▶
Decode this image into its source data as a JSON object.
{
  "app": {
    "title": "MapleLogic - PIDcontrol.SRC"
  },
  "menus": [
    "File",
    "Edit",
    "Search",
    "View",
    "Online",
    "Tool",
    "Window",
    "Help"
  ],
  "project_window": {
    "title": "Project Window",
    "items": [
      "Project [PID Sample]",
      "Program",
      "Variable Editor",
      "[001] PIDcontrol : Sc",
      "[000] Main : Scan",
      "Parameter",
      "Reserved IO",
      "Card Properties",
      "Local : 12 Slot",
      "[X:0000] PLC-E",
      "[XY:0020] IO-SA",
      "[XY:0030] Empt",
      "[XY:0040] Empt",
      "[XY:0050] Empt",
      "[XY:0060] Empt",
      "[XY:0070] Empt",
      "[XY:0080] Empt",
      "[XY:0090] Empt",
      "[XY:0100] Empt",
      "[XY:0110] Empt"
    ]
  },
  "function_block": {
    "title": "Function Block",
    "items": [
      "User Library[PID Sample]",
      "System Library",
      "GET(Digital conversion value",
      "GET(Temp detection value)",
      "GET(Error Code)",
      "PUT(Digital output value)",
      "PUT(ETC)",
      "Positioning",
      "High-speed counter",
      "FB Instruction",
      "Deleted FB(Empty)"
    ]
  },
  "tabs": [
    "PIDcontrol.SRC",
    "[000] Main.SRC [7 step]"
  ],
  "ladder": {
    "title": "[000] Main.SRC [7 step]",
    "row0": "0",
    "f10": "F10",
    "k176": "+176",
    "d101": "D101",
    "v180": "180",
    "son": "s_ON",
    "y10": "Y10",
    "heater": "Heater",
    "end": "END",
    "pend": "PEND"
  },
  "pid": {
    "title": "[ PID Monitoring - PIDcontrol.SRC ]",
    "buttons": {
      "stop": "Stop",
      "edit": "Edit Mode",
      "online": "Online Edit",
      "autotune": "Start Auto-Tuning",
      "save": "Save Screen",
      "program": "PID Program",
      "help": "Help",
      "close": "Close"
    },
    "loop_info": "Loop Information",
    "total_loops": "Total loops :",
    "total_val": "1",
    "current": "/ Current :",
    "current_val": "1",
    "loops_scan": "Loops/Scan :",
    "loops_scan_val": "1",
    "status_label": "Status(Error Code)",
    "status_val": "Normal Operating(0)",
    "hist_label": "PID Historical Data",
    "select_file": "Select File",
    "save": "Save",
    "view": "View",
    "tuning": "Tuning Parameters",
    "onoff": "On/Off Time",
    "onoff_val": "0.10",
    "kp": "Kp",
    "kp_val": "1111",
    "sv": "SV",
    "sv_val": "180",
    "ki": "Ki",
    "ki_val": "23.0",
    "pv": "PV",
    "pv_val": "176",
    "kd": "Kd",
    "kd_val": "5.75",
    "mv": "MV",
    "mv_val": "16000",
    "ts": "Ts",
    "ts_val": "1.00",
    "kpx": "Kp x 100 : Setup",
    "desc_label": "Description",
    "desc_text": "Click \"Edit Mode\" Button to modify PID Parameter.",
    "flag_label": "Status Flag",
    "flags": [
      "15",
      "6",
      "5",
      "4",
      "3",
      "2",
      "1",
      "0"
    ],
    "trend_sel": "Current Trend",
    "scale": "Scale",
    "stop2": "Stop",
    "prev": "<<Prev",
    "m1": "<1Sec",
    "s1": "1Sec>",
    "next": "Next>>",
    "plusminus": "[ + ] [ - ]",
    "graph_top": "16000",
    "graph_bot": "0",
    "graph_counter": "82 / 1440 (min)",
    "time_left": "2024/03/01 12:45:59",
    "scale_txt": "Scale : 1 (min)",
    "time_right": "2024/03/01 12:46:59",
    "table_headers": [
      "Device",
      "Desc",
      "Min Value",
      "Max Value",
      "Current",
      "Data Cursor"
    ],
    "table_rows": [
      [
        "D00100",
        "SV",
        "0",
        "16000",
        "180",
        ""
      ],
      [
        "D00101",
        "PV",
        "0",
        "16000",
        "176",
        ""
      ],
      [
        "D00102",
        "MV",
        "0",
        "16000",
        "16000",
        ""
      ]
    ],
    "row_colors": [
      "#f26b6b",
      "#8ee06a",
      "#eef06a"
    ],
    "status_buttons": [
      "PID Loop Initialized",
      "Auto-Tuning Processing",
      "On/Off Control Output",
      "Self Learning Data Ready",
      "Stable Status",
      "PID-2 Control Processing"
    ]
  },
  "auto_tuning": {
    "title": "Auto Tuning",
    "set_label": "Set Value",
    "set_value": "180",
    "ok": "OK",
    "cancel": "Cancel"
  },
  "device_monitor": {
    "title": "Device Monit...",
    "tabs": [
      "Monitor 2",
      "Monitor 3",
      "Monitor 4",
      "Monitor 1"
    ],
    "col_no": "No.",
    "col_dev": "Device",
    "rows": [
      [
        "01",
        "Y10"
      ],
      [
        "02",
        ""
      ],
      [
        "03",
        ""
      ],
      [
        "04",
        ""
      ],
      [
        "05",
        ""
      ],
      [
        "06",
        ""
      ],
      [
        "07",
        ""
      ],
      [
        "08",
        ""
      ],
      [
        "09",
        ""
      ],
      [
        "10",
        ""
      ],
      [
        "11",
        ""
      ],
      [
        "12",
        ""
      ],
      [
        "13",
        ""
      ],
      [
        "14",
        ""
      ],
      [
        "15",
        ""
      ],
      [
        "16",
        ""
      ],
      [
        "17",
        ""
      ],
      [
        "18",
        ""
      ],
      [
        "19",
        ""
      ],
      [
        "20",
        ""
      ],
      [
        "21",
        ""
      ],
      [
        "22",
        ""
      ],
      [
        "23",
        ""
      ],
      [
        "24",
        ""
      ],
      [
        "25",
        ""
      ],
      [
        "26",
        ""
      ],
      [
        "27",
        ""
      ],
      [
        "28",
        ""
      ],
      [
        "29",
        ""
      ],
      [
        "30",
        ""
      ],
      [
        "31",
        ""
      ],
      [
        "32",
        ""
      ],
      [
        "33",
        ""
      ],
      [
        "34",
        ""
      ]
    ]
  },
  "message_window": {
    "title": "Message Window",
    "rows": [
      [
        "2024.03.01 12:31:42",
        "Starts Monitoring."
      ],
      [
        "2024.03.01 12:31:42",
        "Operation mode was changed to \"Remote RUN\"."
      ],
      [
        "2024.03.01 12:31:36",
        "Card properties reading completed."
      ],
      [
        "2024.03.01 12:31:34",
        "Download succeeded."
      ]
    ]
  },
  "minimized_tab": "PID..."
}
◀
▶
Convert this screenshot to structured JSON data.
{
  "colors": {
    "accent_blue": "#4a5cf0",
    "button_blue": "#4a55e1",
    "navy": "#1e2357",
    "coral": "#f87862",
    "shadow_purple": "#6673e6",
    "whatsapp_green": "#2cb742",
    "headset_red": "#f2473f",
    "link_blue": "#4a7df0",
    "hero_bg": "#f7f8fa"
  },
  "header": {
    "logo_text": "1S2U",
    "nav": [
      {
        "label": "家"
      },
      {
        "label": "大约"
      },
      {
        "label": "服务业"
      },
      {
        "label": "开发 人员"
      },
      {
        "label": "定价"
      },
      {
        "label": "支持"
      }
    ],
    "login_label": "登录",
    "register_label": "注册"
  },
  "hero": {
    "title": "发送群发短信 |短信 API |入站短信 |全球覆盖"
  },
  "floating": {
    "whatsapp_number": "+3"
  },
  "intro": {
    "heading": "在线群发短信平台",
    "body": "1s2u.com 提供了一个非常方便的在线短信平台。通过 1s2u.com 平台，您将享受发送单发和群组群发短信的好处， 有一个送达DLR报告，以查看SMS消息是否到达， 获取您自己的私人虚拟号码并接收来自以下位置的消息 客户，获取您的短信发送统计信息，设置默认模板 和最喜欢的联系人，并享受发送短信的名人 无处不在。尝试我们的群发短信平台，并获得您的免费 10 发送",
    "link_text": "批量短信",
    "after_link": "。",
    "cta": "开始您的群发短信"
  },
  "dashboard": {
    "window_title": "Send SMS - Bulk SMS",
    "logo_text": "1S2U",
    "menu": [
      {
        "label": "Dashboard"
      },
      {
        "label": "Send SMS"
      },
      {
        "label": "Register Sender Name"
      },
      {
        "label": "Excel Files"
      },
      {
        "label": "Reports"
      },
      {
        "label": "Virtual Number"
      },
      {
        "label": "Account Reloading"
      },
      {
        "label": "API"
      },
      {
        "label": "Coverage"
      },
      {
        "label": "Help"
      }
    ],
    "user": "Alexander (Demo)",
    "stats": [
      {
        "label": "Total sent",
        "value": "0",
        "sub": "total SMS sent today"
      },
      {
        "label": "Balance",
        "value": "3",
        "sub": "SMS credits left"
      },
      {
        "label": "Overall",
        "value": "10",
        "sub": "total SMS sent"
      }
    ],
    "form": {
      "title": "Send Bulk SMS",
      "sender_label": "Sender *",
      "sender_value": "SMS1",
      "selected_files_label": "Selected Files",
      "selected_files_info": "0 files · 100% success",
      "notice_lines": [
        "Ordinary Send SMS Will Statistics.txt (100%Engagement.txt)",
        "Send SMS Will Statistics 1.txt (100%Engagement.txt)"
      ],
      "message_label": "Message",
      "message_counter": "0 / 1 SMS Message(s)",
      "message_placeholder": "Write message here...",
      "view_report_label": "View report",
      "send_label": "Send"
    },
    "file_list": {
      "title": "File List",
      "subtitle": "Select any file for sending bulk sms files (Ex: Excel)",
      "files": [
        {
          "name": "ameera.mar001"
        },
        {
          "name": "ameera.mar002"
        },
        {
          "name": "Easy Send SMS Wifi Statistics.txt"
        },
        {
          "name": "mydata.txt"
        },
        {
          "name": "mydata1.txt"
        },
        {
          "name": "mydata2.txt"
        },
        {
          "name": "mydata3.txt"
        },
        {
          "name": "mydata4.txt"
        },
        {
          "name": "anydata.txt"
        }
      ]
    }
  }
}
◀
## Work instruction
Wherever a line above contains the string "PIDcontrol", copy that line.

## Output for this exercise
    "title": "MapleLogic - PIDcontrol.SRC"
      "[001] PIDcontrol : Sc",
    "PIDcontrol.SRC",
    "title": "[ PID Monitoring - PIDcontrol.SRC ]",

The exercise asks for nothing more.